1. Go vertical to give a room the illusion of more height

pink and cream wide vertical stripes

(Image credit: Annie Sloan)

Much like with fashion, where the general ethos is that vertical stripes make the wearer look taller, and horizontal will make someone (or something) appear wider. So it goes with rooms.  

'If you want to add height to a room, paint vertical stripes. If length or width, add horizontal stripes,' says Paint and Color Expert, Annie Sloan

As with how to paint a room even without stripes, masking tape is key here. 'Use masking or painters’ tape for crisp lines,' Annie says. 'Allow the paint to dry fully between switching colours and paint the lighter shades first.'

2. Add interest to plain shelving

paint stripe above shelf

(Image credit: Little Greene)

Stripes can also be added to add interest to practical elements in a room, such as shelving. 'Highlight stripes are a wonderful way to add personality, color and design detail to space,' says Ruth Mottershead, creative director at Little Greene.  

'A stripe of earthy red used to divide a wall will add a sumptuous accent to an elegant "Book Room Green" kitchen. Firstly paint the area with your base color and allow it to dry completely before marking out your stripes using a spirit level and pencil, and applying a high quality masking tape,' Ruth says.

'Place the tape just on the outside of your pencil marks, so they will be covered by your paint. Remove the masking tape before your paint has dried completely to avoid removing any paint from the wall. Simply repeat this step with new tape before applying the second coat of paint.'
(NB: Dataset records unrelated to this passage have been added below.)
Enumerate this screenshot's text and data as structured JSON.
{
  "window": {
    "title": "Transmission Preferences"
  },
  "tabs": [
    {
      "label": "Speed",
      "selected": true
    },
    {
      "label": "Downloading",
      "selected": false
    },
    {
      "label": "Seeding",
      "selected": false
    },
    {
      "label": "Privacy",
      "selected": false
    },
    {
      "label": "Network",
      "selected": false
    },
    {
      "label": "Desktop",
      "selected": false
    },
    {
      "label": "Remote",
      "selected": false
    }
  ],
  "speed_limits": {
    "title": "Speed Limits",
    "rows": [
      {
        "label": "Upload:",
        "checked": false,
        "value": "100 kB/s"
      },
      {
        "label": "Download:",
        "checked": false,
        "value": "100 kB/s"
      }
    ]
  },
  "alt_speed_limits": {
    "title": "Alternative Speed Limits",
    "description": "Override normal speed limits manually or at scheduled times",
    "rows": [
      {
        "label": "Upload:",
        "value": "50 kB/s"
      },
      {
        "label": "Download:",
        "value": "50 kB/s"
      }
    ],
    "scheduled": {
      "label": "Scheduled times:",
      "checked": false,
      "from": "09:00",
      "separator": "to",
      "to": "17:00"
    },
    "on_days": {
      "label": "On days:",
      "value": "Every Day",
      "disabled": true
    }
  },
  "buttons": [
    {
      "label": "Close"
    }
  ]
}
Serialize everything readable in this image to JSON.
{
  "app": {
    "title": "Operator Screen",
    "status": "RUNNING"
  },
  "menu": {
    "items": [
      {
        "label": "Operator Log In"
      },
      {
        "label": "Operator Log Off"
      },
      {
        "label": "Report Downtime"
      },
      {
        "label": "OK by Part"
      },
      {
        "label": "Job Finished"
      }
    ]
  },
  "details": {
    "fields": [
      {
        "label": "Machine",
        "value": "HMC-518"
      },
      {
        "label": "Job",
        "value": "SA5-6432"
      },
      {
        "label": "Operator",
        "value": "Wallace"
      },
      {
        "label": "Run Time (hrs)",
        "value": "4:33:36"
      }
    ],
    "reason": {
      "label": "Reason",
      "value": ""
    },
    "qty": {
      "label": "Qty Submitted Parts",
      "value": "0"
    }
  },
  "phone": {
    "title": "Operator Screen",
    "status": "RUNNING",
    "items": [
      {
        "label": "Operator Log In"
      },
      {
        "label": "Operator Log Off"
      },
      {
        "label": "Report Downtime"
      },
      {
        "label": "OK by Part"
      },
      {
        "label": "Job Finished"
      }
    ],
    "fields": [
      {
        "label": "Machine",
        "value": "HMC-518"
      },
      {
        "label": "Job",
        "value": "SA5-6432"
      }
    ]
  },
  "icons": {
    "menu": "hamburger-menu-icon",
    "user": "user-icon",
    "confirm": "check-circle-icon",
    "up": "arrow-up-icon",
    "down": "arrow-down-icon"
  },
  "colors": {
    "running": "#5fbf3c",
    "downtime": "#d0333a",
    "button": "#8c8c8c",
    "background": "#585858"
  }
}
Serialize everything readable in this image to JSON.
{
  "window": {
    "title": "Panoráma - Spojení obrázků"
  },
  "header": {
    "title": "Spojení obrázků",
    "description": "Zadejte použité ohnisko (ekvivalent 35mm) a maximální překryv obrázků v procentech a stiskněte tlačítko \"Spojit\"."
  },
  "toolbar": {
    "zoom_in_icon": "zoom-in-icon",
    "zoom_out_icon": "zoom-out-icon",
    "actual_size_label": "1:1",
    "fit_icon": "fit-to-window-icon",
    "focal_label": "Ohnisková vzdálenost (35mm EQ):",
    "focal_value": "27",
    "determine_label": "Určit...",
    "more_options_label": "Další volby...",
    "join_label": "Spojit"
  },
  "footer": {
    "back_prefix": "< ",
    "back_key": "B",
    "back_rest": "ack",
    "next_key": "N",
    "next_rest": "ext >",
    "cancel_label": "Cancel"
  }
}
Good advice for how to paint a wall even if you're not adding stripes.

3. Highlight architectural details

Marigold stripe

(Image credit: Little Greene)

A stripe of color is a modern way to highlight architectural detailing such as smart skirting or attractive architraves - not all striped walls have to be floor to ceiling.

'For a bold and playful scheme opt for contrasting colours in stripes, taken across door frames, skirting or architectural features,' says Ruth Mottershead at Little Greene.

'The more contrasting the color combination, the more it will draw the eye and deliver impact. A vibrant orange will work fantastically combined with a cool modern grey.'

4. Create stripes with panelled batons

contrasting panelling

(Image credit: Crown Paints)

If you don't have a steady hand, or the patience to carefully paint between stripes marked out on your walls, there's an easier way to achieve the look. Paint your wall then coat timber batons in a contrasting color. Once dry you can stick them onto the painted wall. 

The wall will still need to be marked out and the batons measured and spaced apart at regular intervals. However, you can paint the batons on newspaper or cardboard on the floor, so there's no need to worry about going over the edges or smudging the lines when you remove the tape. It's an easier way to achieve this stylish effect.

5. Take stripes from the wall onto the ceiling

red and white striped ceiling

(Image credit: Farrow & Ball)

For a slightly different and beautifully dramatic effect, start with stripes at the top of the wall and take them up over the ceiling. Measure, mark out the lines and tape them in the same way you would for the walls. (This handy guide for how to paint a ceiling is essential here).

'Instead of producing a Big Top effect, which may feel like a trigonometry rabbit hole only for the brave and super confident, creating parallel lines is an easy substitute and can create an equally striking effect,' says Patrick O'Donnell at Farrow & Ball. 'It is the perfect motif for a children's bedroom to create a visual treat.'

Jacky Parker is a London-based freelance journalist and content creator, specialising in interiors, travel and food. From buying guides and real home case studies to shopping and news pages, she produces a wide range of features for national magazines and SEO content for websites

A long-time contributor to Livingetc, as a member of the team, she regularly reports on the latest trends, speaking to experts and discovering the latest tips. Jacky has also written  for other publications such as Homes and Gardens, Ideal Home, Red, Grand Designs, Sunday Times Style and AD, Country Homes and Interiors and ELLE Decoration.